YOUR GOAL:
Print the data below exactly as it stands, and keep the pictures out.

DATA RECORDS:
****************************************
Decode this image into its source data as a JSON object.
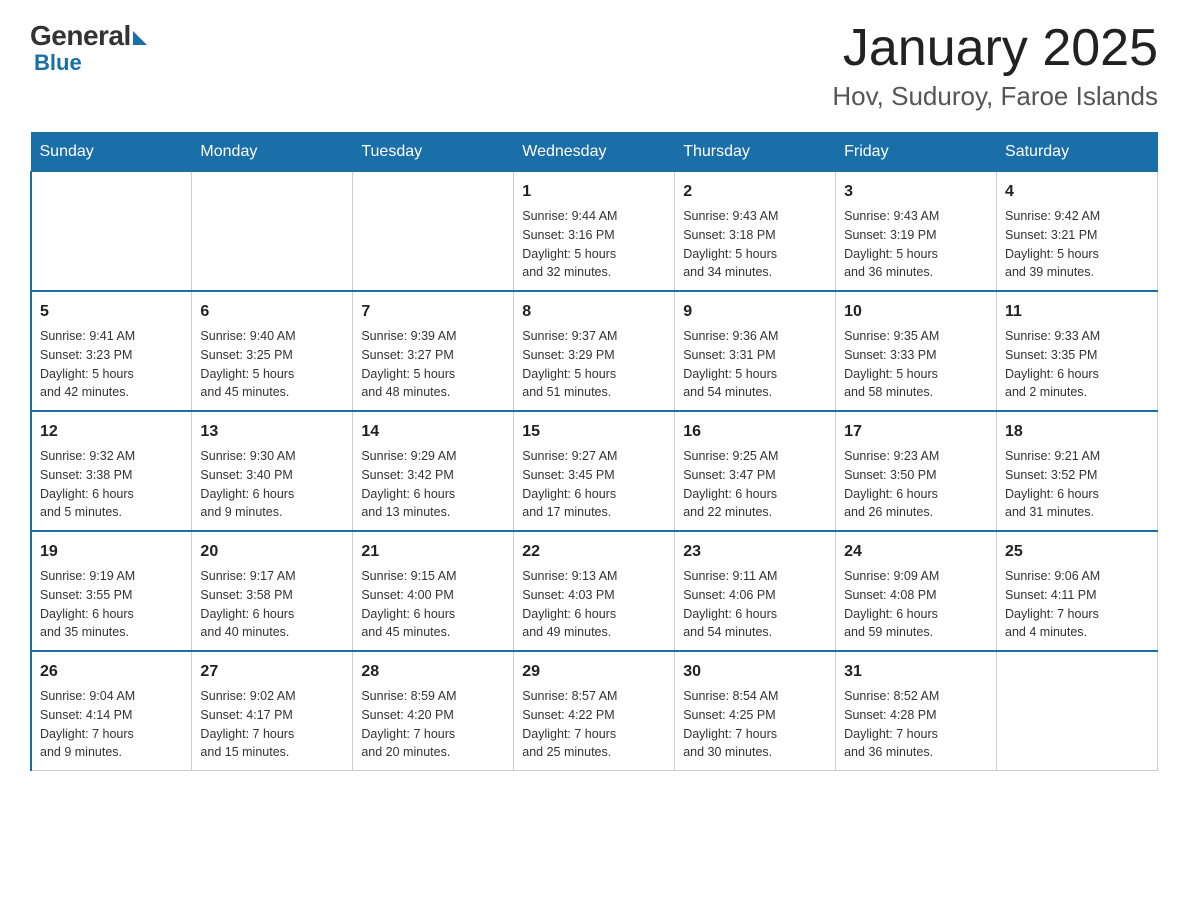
{
  "logo": {
    "general_text": "General",
    "blue_text": "Blue"
  },
  "title": "January 2025",
  "subtitle": "Hov, Suduroy, Faroe Islands",
  "weekdays": [
    "Sunday",
    "Monday",
    "Tuesday",
    "Wednesday",
    "Thursday",
    "Friday",
    "Saturday"
  ],
  "weeks": [
    [
      {
        "day": "",
        "info": ""
      },
      {
        "day": "",
        "info": ""
      },
      {
        "day": "",
        "info": ""
      },
      {
        "day": "1",
        "info": "Sunrise: 9:44 AM\nSunset: 3:16 PM\nDaylight: 5 hours\nand 32 minutes."
      },
      {
        "day": "2",
        "info": "Sunrise: 9:43 AM\nSunset: 3:18 PM\nDaylight: 5 hours\nand 34 minutes."
      },
      {
        "day": "3",
        "info": "Sunrise: 9:43 AM\nSunset: 3:19 PM\nDaylight: 5 hours\nand 36 minutes."
      },
      {
        "day": "4",
        "info": "Sunrise: 9:42 AM\nSunset: 3:21 PM\nDaylight: 5 hours\nand 39 minutes."
      }
    ],
    [
      {
        "day": "5",
        "info": "Sunrise: 9:41 AM\nSunset: 3:23 PM\nDaylight: 5 hours\nand 42 minutes."
      },
      {
        "day": "6",
        "info": "Sunrise: 9:40 AM\nSunset: 3:25 PM\nDaylight: 5 hours\nand 45 minutes."
      },
      {
        "day": "7",
        "info": "Sunrise: 9:39 AM\nSunset: 3:27 PM\nDaylight: 5 hours\nand 48 minutes."
      },
      {
        "day": "8",
        "info": "Sunrise: 9:37 AM\nSunset: 3:29 PM\nDaylight: 5 hours\nand 51 minutes."
      },
      {
        "day": "9",
        "info": "Sunrise: 9:36 AM\nSunset: 3:31 PM\nDaylight: 5 hours\nand 54 minutes."
      },
      {
        "day": "10",
        "info": "Sunrise: 9:35 AM\nSunset: 3:33 PM\nDaylight: 5 hours\nand 58 minutes."
      },
      {
        "day": "11",
        "info": "Sunrise: 9:33 AM\nSunset: 3:35 PM\nDaylight: 6 hours\nand 2 minutes."
      }
    ],
    [
      {
        "day": "12",
        "info": "Sunrise: 9:32 AM\nSunset: 3:38 PM\nDaylight: 6 hours\nand 5 minutes."
      },
      {
        "day": "13",
        "info": "Sunrise: 9:30 AM\nSunset: 3:40 PM\nDaylight: 6 hours\nand 9 minutes."
      },
      {
        "day": "14",
        "info": "Sunrise: 9:29 AM\nSunset: 3:42 PM\nDaylight: 6 hours\nand 13 minutes."
      },
      {
        "day": "15",
        "info": "Sunrise: 9:27 AM\nSunset: 3:45 PM\nDaylight: 6 hours\nand 17 minutes."
      },
      {
        "day": "16",
        "info": "Sunrise: 9:25 AM\nSunset: 3:47 PM\nDaylight: 6 hours\nand 22 minutes."
      },
      {
        "day": "17",
        "info": "Sunrise: 9:23 AM\nSunset: 3:50 PM\nDaylight: 6 hours\nand 26 minutes."
      },
      {
        "day": "18",
        "info": "Sunrise: 9:21 AM\nSunset: 3:52 PM\nDaylight: 6 hours\nand 31 minutes."
      }
    ],
    [
      {
        "day": "19",
        "info": "Sunrise: 9:19 AM\nSunset: 3:55 PM\nDaylight: 6 hours\nand 35 minutes."
      },
      {
        "day": "20",
        "info": "Sunrise: 9:17 AM\nSunset: 3:58 PM\nDaylight: 6 hours\nand 40 minutes."
      },
      {
        "day": "21",
        "info": "Sunrise: 9:15 AM\nSunset: 4:00 PM\nDaylight: 6 hours\nand 45 minutes."
      },
      {
        "day": "22",
        "info": "Sunrise: 9:13 AM\nSunset: 4:03 PM\nDaylight: 6 hours\nand 49 minutes."
      },
      {
        "day": "23",
        "info": "Sunrise: 9:11 AM\nSunset: 4:06 PM\nDaylight: 6 hours\nand 54 minutes."
      },
      {
        "day": "24",
        "info": "Sunrise: 9:09 AM\nSunset: 4:08 PM\nDaylight: 6 hours\nand 59 minutes."
      },
      {
        "day": "25",
        "info": "Sunrise: 9:06 AM\nSunset: 4:11 PM\nDaylight: 7 hours\nand 4 minutes."
      }
    ],
    [
      {
        "day": "26",
        "info": "Sunrise: 9:04 AM\nSunset: 4:14 PM\nDaylight: 7 hours\nand 9 minutes."
      },
      {
        "day": "27",
        "info": "Sunrise: 9:02 AM\nSunset: 4:17 PM\nDaylight: 7 hours\nand 15 minutes."
      },
      {
        "day": "28",
        "info": "Sunrise: 8:59 AM\nSunset: 4:20 PM\nDaylight: 7 hours\nand 20 minutes."
      },
      {
        "day": "29",
        "info": "Sunrise: 8:57 AM\nSunset: 4:22 PM\nDaylight: 7 hours\nand 25 minutes."
      },
      {
        "day": "30",
        "info": "Sunrise: 8:54 AM\nSunset: 4:25 PM\nDaylight: 7 hours\nand 30 minutes."
      },
      {
        "day": "31",
        "info": "Sunrise: 8:52 AM\nSunset: 4:28 PM\nDaylight: 7 hours\nand 36 minutes."
      },
      {
        "day": "",
        "info": ""
      }
    ]
  ]
}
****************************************
EXPECTED OUTPUT:
Decode this image into its source data as a JSON object.
{
  "logo": {
    "general_text": "General",
    "blue_text": "Blue"
  },
  "title": "January 2025",
  "subtitle": "Hov, Suduroy, Faroe Islands",
  "weekdays": [
    "Sunday",
    "Monday",
    "Tuesday",
    "Wednesday",
    "Thursday",
    "Friday",
    "Saturday"
  ],
  "weeks": [
    [
      {
        "day": "",
        "info": ""
      },
      {
        "day": "",
        "info": ""
      },
      {
        "day": "",
        "info": ""
      },
      {
        "day": "1",
        "info": "Sunrise: 9:44 AM\nSunset: 3:16 PM\nDaylight: 5 hours\nand 32 minutes."
      },
      {
        "day": "2",
        "info": "Sunrise: 9:43 AM\nSunset: 3:18 PM\nDaylight: 5 hours\nand 34 minutes."
      },
      {
        "day": "3",
        "info": "Sunrise: 9:43 AM\nSunset: 3:19 PM\nDaylight: 5 hours\nand 36 minutes."
      },
      {
        "day": "4",
        "info": "Sunrise: 9:42 AM\nSunset: 3:21 PM\nDaylight: 5 hours\nand 39 minutes."
      }
    ],
    [
      {
        "day": "5",
        "info": "Sunrise: 9:41 AM\nSunset: 3:23 PM\nDaylight: 5 hours\nand 42 minutes."
      },
      {
        "day": "6",
        "info": "Sunrise: 9:40 AM\nSunset: 3:25 PM\nDaylight: 5 hours\nand 45 minutes."
      },
      {
        "day": "7",
        "info": "Sunrise: 9:39 AM\nSunset: 3:27 PM\nDaylight: 5 hours\nand 48 minutes."
      },
      {
        "day": "8",
        "info": "Sunrise: 9:37 AM\nSunset: 3:29 PM\nDaylight: 5 hours\nand 51 minutes."
      },
      {
        "day": "9",
        "info": "Sunrise: 9:36 AM\nSunset: 3:31 PM\nDaylight: 5 hours\nand 54 minutes."
      },
      {
        "day": "10",
        "info": "Sunrise: 9:35 AM\nSunset: 3:33 PM\nDaylight: 5 hours\nand 58 minutes."
      },
      {
        "day": "11",
        "info": "Sunrise: 9:33 AM\nSunset: 3:35 PM\nDaylight: 6 hours\nand 2 minutes."
      }
    ],
    [
      {
        "day": "12",
        "info": "Sunrise: 9:32 AM\nSunset: 3:38 PM\nDaylight: 6 hours\nand 5 minutes."
      },
      {
        "day": "13",
        "info": "Sunrise: 9:30 AM\nSunset: 3:40 PM\nDaylight: 6 hours\nand 9 minutes."
      },
      {
        "day": "14",
        "info": "Sunrise: 9:29 AM\nSunset: 3:42 PM\nDaylight: 6 hours\nand 13 minutes."
      },
      {
        "day": "15",
        "info": "Sunrise: 9:27 AM\nSunset: 3:45 PM\nDaylight: 6 hours\nand 17 minutes."
      },
      {
        "day": "16",
        "info": "Sunrise: 9:25 AM\nSunset: 3:47 PM\nDaylight: 6 hours\nand 22 minutes."
      },
      {
        "day": "17",
        "info": "Sunrise: 9:23 AM\nSunset: 3:50 PM\nDaylight: 6 hours\nand 26 minutes."
      },
      {
        "day": "18",
        "info": "Sunrise: 9:21 AM\nSunset: 3:52 PM\nDaylight: 6 hours\nand 31 minutes."
      }
    ],
    [
      {
        "day": "19",
        "info": "Sunrise: 9:19 AM\nSunset: 3:55 PM\nDaylight: 6 hours\nand 35 minutes."
      },
      {
        "day": "20",
        "info": "Sunrise: 9:17 AM\nSunset: 3:58 PM\nDaylight: 6 hours\nand 40 minutes."
      },
      {
        "day": "21",
        "info": "Sunrise: 9:15 AM\nSunset: 4:00 PM\nDaylight: 6 hours\nand 45 minutes."
      },
      {
        "day": "22",
        "info": "Sunrise: 9:13 AM\nSunset: 4:03 PM\nDaylight: 6 hours\nand 49 minutes."
      },
      {
        "day": "23",
        "info": "Sunrise: 9:11 AM\nSunset: 4:06 PM\nDaylight: 6 hours\nand 54 minutes."
      },
      {
        "day": "24",
        "info": "Sunrise: 9:09 AM\nSunset: 4:08 PM\nDaylight: 6 hours\nand 59 minutes."
      },
      {
        "day": "25",
        "info": "Sunrise: 9:06 AM\nSunset: 4:11 PM\nDaylight: 7 hours\nand 4 minutes."
      }
    ],
    [
      {
        "day": "26",
        "info": "Sunrise: 9:04 AM\nSunset: 4:14 PM\nDaylight: 7 hours\nand 9 minutes."
      },
      {
        "day": "27",
        "info": "Sunrise: 9:02 AM\nSunset: 4:17 PM\nDaylight: 7 hours\nand 15 minutes."
      },
      {
        "day": "28",
        "info": "Sunrise: 8:59 AM\nSunset: 4:20 PM\nDaylight: 7 hours\nand 20 minutes."
      },
      {
        "day": "29",
        "info": "Sunrise: 8:57 AM\nSunset: 4:22 PM\nDaylight: 7 hours\nand 25 minutes."
      },
      {
        "day": "30",
        "info": "Sunrise: 8:54 AM\nSunset: 4:25 PM\nDaylight: 7 hours\nand 30 minutes."
      },
      {
        "day": "31",
        "info": "Sunrise: 8:52 AM\nSunset: 4:28 PM\nDaylight: 7 hours\nand 36 minutes."
      },
      {
        "day": "",
        "info": ""
      }
    ]
  ]
}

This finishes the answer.